Enough ranting. I want to talk about code that I liked, and what I learned from it.
The first really good stuff I encountered — after a number of years of reading Byte and Dr. Dobbs — was the late 70’s “new wave” clique of Kernighan, Ritchie and Plauger. I inhaled K&R’s _The C Programming Language_ and soon after that, Kernighan and Plauger’s _Software Tools_ (the hair-on-your-chest RATFOR version). And, of course, John Lions’ commentary on Unix, pilfered in classic Lions’ Notes AT&T Trade Secret Violation Style at 8pm on the office xerox machine.
I’m convinced that early exposure to Pretty Good Stuff helped me out a lot in school. Most of the courses I took in college were like “Here’s an algorithm, go implement it,” without much exposure to exemplars of good style at all. I had the feeling that TA’s had to wade through ghastly piles of brick-like Pascal from other students, and that the TA’s rather liked the style of the projects I turned in.
The next Good Stuff I read was at Atari, and it was some of the best 6502 assembly language code I’ve ever seen. What this code did was control the coin mechanism on many of Atari’s arcade machines (Tempest and Battlezone at least). It handled a lot of security issues (I forget what kind of jiggering it was capable of detecting, but it was rather a lot) and many different variations of currency (including foreign denominations) and payment setup. And it had to get things correct, or a pissed-off user might smash the machine and burn it.
I read most of the source to Donald Knuth’s TeX. I have a love-hate relationship with literate programming. On the one hand I think it’s a neat way to present a program. But on the other, I’m just not into writing literature; most of the time I just need to bang out something that works pretty well and that won’t leave the next guy twisting in the breeze. Raising edifices of deathless prose is a lot of bloody hard work. We can’t all be Hemingway; some of us have to write about the local dog shows.
I don’t think I read anything at Apple that really captivated me; maybe the Newton kernel, or the NewtonScript interpreter. However, I did see another example of great low-level code; a number of departments had huge feet-long bound listings of the Macintosh ROMs, which were very well commented 68000 and 68020 assembly. Many lines of it had the initials of the engineers who had last touched them, and you could tell at a glance where the hot spots were. (Updates to the 68K-based Macintoshes were pretty horrendous, and we carried this tradition along to the Newton — basically, you’d hook parts of the system and insert logic, by hook or by crook, that fixed problems or added features. Where you couldn’t directly patch something you could usually arrange to redirect a return address somewhere above you or something. There were some world class clever programmers at Apple who could take someone else’s attempt at a patch — say, fifty bytes — and boil it down to a gnarly twelve byte knot of distilled evil genius. It’s wonderful to have people like that guarding your back on a project).
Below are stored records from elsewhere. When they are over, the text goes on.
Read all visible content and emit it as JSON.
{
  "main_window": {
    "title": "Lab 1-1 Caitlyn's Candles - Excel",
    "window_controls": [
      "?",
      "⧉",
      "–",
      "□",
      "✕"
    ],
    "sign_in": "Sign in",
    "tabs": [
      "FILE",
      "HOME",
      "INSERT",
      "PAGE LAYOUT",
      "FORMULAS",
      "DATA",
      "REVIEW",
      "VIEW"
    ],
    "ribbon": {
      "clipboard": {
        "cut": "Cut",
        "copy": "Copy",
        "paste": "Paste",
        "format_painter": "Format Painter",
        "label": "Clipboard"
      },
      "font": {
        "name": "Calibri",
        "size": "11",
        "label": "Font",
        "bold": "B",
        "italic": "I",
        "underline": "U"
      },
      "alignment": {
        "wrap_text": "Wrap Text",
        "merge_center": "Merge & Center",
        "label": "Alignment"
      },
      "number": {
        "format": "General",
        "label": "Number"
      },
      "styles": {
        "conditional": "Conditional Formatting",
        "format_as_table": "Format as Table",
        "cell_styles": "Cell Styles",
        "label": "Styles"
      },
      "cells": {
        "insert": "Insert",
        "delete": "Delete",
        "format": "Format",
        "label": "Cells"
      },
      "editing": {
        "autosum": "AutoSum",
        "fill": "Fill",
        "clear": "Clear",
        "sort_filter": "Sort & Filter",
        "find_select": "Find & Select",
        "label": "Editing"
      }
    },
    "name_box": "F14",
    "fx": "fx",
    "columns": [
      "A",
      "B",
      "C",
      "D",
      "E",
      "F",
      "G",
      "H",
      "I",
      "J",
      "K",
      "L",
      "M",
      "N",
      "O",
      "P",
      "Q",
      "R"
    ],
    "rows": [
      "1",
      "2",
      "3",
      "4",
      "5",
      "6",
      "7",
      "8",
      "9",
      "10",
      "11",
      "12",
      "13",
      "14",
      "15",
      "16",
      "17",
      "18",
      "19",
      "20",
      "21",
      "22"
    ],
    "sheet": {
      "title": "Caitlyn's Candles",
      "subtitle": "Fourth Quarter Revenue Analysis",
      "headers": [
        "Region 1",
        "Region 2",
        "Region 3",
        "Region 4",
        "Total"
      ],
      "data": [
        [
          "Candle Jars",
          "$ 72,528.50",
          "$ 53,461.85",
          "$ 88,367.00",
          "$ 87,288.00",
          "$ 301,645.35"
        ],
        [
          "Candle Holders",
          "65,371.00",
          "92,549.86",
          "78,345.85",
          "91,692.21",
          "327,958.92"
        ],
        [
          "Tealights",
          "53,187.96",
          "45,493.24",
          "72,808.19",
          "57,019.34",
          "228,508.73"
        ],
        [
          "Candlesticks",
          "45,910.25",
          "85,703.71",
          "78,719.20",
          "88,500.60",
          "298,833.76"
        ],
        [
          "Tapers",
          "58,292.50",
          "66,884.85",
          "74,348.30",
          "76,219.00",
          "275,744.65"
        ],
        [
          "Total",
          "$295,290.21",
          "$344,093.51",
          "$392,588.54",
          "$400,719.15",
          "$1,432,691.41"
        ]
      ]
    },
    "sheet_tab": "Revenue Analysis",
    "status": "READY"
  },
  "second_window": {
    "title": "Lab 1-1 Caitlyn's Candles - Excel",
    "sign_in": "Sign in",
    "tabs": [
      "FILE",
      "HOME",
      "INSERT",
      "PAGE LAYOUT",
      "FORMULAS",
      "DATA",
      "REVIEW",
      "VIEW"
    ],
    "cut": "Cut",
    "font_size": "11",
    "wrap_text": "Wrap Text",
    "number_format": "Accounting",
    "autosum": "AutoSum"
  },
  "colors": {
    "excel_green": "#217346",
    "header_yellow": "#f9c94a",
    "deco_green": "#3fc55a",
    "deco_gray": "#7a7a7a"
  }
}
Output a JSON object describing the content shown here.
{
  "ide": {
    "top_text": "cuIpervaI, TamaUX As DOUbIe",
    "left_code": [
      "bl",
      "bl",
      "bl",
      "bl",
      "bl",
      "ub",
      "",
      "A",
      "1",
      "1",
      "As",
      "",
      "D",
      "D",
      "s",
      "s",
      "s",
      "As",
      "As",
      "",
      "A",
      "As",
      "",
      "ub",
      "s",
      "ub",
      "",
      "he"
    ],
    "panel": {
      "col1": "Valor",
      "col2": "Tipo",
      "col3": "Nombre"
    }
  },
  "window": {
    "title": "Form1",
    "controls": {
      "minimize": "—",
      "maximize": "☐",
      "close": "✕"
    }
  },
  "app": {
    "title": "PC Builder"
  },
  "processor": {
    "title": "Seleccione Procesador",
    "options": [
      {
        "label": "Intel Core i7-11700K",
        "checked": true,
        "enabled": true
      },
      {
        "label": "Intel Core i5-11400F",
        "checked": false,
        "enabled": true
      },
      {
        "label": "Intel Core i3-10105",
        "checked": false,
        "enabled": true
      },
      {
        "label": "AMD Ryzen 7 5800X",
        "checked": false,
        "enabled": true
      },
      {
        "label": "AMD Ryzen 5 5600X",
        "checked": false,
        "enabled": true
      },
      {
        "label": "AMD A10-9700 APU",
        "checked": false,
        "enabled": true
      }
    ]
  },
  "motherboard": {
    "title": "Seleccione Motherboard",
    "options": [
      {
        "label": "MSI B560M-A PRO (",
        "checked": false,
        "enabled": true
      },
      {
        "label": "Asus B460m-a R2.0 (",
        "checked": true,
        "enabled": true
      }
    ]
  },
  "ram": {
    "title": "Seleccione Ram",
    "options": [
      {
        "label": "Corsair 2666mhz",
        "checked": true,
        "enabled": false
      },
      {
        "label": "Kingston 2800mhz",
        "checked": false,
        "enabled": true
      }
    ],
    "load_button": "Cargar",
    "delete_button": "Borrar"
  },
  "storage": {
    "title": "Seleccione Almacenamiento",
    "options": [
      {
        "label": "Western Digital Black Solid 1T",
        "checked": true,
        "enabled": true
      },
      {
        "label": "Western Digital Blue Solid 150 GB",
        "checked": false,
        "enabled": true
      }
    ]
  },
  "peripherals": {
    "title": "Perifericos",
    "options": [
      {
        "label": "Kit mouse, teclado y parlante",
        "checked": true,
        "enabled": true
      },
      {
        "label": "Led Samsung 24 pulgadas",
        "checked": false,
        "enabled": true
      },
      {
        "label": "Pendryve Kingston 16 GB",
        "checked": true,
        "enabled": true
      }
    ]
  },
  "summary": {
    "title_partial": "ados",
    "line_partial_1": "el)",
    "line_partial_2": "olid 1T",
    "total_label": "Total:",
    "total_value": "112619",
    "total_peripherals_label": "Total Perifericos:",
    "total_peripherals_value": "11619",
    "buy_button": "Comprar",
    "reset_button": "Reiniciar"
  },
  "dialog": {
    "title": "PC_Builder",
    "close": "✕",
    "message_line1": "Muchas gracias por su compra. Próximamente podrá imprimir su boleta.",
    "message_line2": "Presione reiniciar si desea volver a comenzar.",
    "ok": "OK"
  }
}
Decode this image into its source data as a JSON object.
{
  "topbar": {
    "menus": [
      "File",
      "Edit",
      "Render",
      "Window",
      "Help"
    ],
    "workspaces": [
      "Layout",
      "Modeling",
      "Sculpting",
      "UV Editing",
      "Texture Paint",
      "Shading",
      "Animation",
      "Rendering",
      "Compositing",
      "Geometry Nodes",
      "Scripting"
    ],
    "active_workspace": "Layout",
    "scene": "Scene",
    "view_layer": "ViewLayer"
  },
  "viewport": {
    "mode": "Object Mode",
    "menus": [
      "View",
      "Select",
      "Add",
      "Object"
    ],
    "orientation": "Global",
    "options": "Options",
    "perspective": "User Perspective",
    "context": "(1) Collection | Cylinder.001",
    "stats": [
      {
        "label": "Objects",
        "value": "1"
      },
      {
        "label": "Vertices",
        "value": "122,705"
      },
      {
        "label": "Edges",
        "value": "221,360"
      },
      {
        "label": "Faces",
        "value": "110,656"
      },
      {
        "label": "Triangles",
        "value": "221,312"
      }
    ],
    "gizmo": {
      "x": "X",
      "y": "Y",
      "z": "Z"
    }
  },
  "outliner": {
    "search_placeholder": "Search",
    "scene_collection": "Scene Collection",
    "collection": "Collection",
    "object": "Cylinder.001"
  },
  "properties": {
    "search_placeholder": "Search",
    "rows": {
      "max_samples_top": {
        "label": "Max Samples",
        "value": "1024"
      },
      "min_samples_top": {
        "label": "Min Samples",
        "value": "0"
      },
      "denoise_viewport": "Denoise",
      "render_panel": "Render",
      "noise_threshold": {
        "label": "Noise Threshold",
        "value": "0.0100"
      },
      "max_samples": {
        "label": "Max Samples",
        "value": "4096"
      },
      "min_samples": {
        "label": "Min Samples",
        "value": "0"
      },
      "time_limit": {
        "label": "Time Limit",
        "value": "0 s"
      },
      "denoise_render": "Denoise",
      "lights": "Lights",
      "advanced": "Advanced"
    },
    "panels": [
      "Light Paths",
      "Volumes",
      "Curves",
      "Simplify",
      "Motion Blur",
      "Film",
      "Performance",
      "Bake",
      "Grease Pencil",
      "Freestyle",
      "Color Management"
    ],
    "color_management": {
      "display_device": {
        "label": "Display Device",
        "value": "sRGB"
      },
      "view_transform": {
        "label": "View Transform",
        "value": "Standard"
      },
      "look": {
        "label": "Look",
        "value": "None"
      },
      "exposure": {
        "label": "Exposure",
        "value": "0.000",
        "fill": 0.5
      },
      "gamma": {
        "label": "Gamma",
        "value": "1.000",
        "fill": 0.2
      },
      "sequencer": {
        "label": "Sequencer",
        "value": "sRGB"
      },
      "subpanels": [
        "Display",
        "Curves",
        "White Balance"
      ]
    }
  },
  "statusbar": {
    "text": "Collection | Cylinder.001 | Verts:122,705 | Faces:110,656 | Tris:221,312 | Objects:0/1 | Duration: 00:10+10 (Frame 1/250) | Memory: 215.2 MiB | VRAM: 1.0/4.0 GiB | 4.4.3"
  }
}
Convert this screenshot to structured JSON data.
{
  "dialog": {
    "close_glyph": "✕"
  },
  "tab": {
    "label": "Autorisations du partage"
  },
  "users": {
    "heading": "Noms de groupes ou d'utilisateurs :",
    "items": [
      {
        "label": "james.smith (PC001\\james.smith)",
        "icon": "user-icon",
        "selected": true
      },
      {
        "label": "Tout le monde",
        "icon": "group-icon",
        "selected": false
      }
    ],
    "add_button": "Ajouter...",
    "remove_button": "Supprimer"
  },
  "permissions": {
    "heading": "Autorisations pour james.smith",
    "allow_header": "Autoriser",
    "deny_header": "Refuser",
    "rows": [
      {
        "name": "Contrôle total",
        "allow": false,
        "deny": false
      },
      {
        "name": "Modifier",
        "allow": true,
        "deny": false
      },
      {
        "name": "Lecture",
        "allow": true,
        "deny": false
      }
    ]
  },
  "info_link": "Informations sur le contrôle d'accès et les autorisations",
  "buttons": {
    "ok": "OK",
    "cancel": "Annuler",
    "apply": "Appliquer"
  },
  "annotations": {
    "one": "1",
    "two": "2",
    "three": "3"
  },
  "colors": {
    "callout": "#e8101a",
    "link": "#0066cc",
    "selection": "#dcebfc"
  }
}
There’s a style of systems programming that I aspire to that might be described as “just enough to carry the story” — it’s like that very spare 70’s Unix style, but with a little more plot. As a young programmer I tended to put hooks and cute features into everything; stuff had to be full of bells and whistles and show-off a lot or it wasn’t fun to write. These days I try to do just what’s necessary in the most direct and clutter-free way than I can think of. Usually this takes a couple of passes; often it involves ripping junk out, and it always involves checking my ego at the door. I am nowhere near the level of some masters of the art that I work with, and I hope to grow up to be like them some day.
Sometimes I ask people that I’m interviewing, “What’s the most interesting code you’ve read?” It’s saddening how many people don’t even understand the question, like I’m asking a ditch-digger which shovel is his favorite. Occasionally, though, a light will come on in the other person’s eyes, and they’ll start talking about the really neat garbage collector they ran into a while ago, or the Mark XIV shovel with the tempered rivets, scalloped handle and semi-gloss finish. And you know you have met someone who enjoys seeing quality software, studies it, and maybe knows how to write it, too.